By Jamie Hatcher, CNM~
Swaddling is a technique used across many culture for soothing, calming, and keeping baby warm. Baby lived in a tight, confined, cozy space while in the womb. Once outside the womb they have infinite space to move in, which may feel disconcerting. Furthermore, their neurological systems are still immature and easily overstimulated. They may startle at noises, touch or sometimes subtle changes in environment, also known as the Moro reflex. Often, babies will startle themselves awake with this reflex. Swaddling creates a secure, cozy environment to calm baby and also helps prevent their Moro reflex from startling them awake.
How to swaddle?
There are different techniques for swaddling, the most common being the “Diamond swaddle”, and now there are many types of specially-designed swaddle blankets on the market. Following are a couple resources as well as a step-by-step tutorial to guide your swaddling ventures!
The Diamond Swaddle:
Jamie’s Super Swaddle Tutorial:
1. Lay the swaddle blanket out in a square on a flat surface. Place baby in the center at the top with shoulders just below the edge. Tuck baby’s right arm across the chest.
2. Take the upper left corner of the blanket and pull it across the body, then wrap snugly behind baby’s back.
3. Now tuck baby’s left arm across the chest. Take the right corner of the blanket, pull across to the other side of the body and wrap snugly behind baby’s back. Both arms should now be held in place by the swaddle blanket.
4. Grasp the two bottom corners of the blanket and bring up to rest on baby’s chest below the chin. The material around baby’s feet should be loose to allow their legs to bend and move.
5. Wrap the left corner underneath and behind baby’s back. You may need to lift baby slightly or roll baby gently to the side to do this. Continue wrapping the remaining corner of the blanket around the left side of baby’s body.

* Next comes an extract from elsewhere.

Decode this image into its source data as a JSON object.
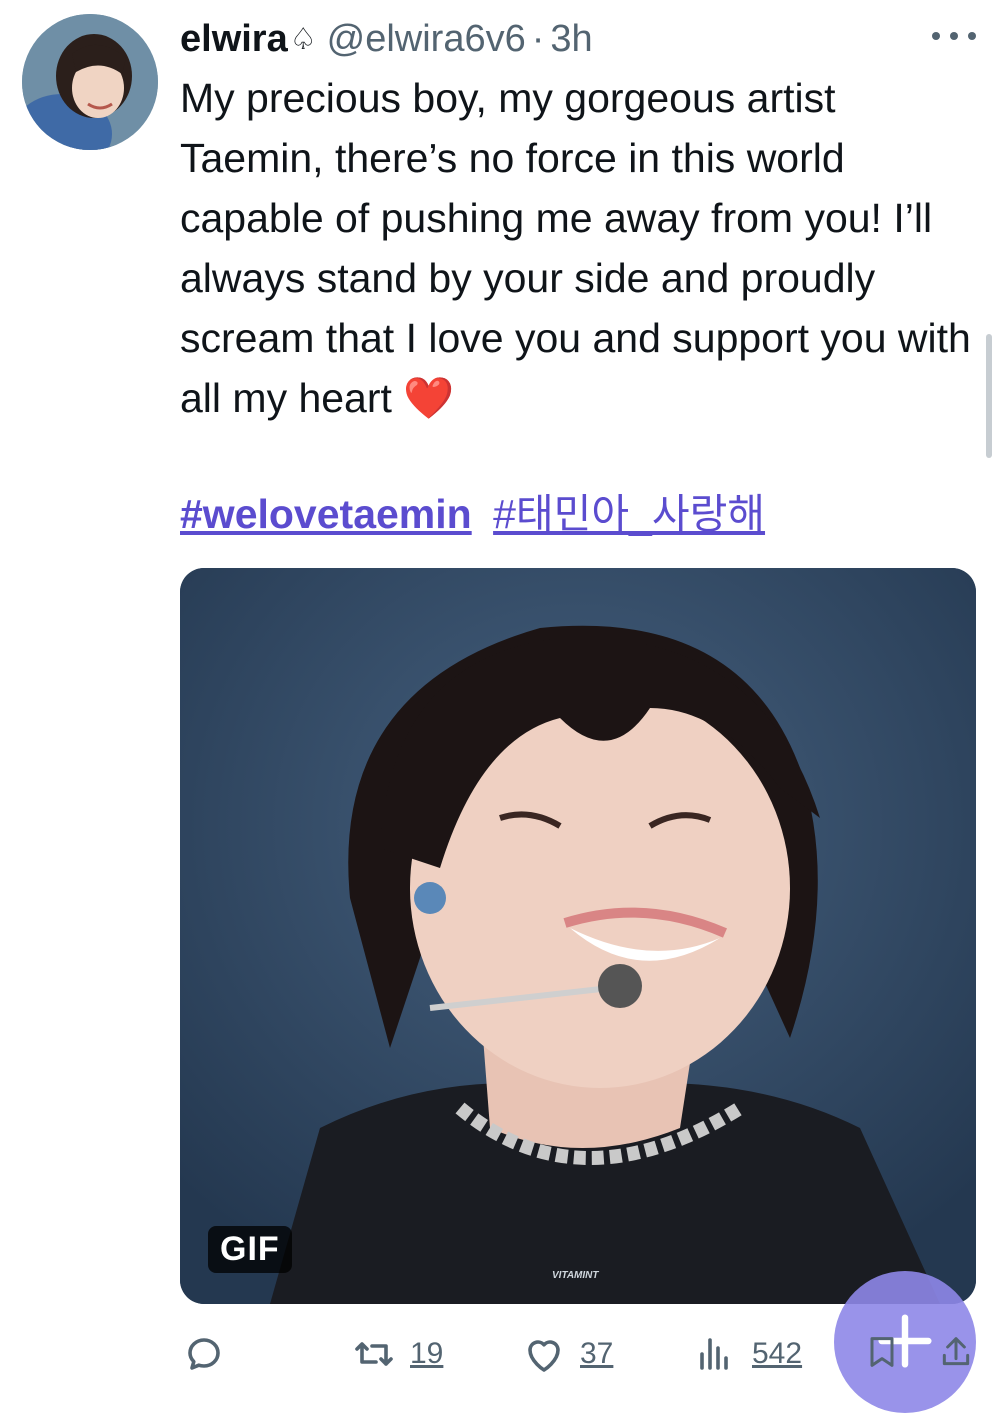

6. Finally, wrap the right corner of the blanket underneath and behind baby’s back, pulling it around the left side and over across the chest. Tuck the loose end under baby or an edge of the blanket.

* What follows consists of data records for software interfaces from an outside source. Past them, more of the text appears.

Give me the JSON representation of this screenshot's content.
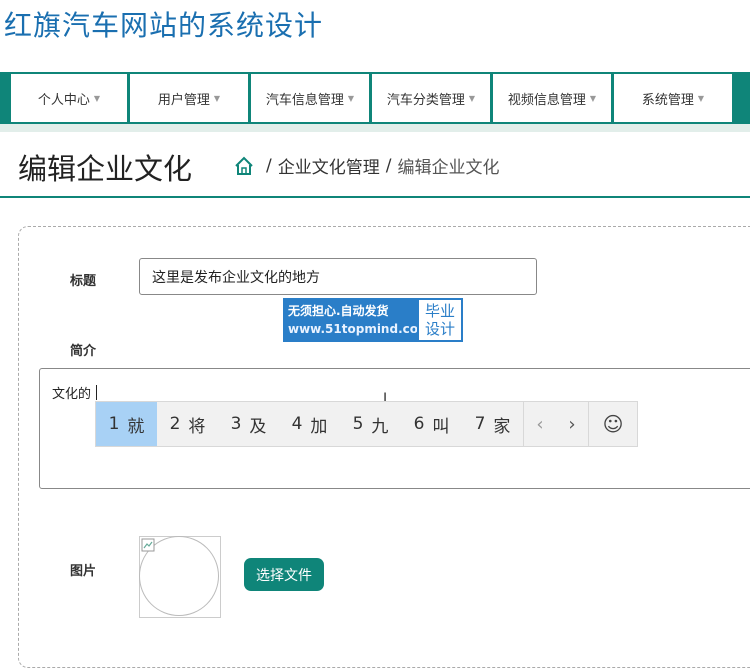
{
  "site": {
    "title": "红旗汽车网站的系统设计"
  },
  "nav": {
    "items": [
      {
        "label": "个人中心"
      },
      {
        "label": "用户管理"
      },
      {
        "label": "汽车信息管理"
      },
      {
        "label": "汽车分类管理"
      },
      {
        "label": "视频信息管理"
      },
      {
        "label": "系统管理"
      }
    ],
    "caret_icon": "caret-down-icon"
  },
  "page": {
    "title": "编辑企业文化",
    "breadcrumb": {
      "home_icon": "home-icon",
      "separator": "/",
      "items": [
        "企业文化管理",
        "编辑企业文化"
      ]
    }
  },
  "form": {
    "title_label": "标题",
    "title_value": "这里是发布企业文化的地方",
    "summary_label": "简介",
    "summary_value": "文化的",
    "image_label": "图片",
    "choose_file_label": "选择文件"
  },
  "watermark": {
    "line1": "无须担心.自动发货",
    "line2": "www.51topmind.com",
    "badge_line1": "毕业",
    "badge_line2": "设计"
  },
  "ime": {
    "candidates": [
      {
        "num": "1",
        "char": "就"
      },
      {
        "num": "2",
        "char": "将"
      },
      {
        "num": "3",
        "char": "及"
      },
      {
        "num": "4",
        "char": "加"
      },
      {
        "num": "5",
        "char": "九"
      },
      {
        "num": "6",
        "char": "叫"
      },
      {
        "num": "7",
        "char": "家"
      }
    ],
    "prev": "‹",
    "next": "›",
    "emoji": "☺"
  },
  "colors": {
    "accent": "#0f8579",
    "title_blue": "#1a6fb0",
    "ime_selected": "#a8d1f5"
  }
}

• Baby can be swaddled with one hand (or two) out so they can self-soothe.
• While swaddling is soothing for many newborns, not all babies will enjoy it. Don’t feel you have to force baby into a swaddle.
• Swaddling baby too tightly can cause problems with hip development, or hip dysplasia. Create “hip-healthy swaddling” by allowing room in the swaddle for baby’s legs to bend and move. Read more here: https://hipdysplasia.org/developmental-dysplasia-of-the-hip/hip-healthy-swaddling/
• The American Academy of Pediatrics recommends that parents stop swaddling around two months, or once baby can roll over.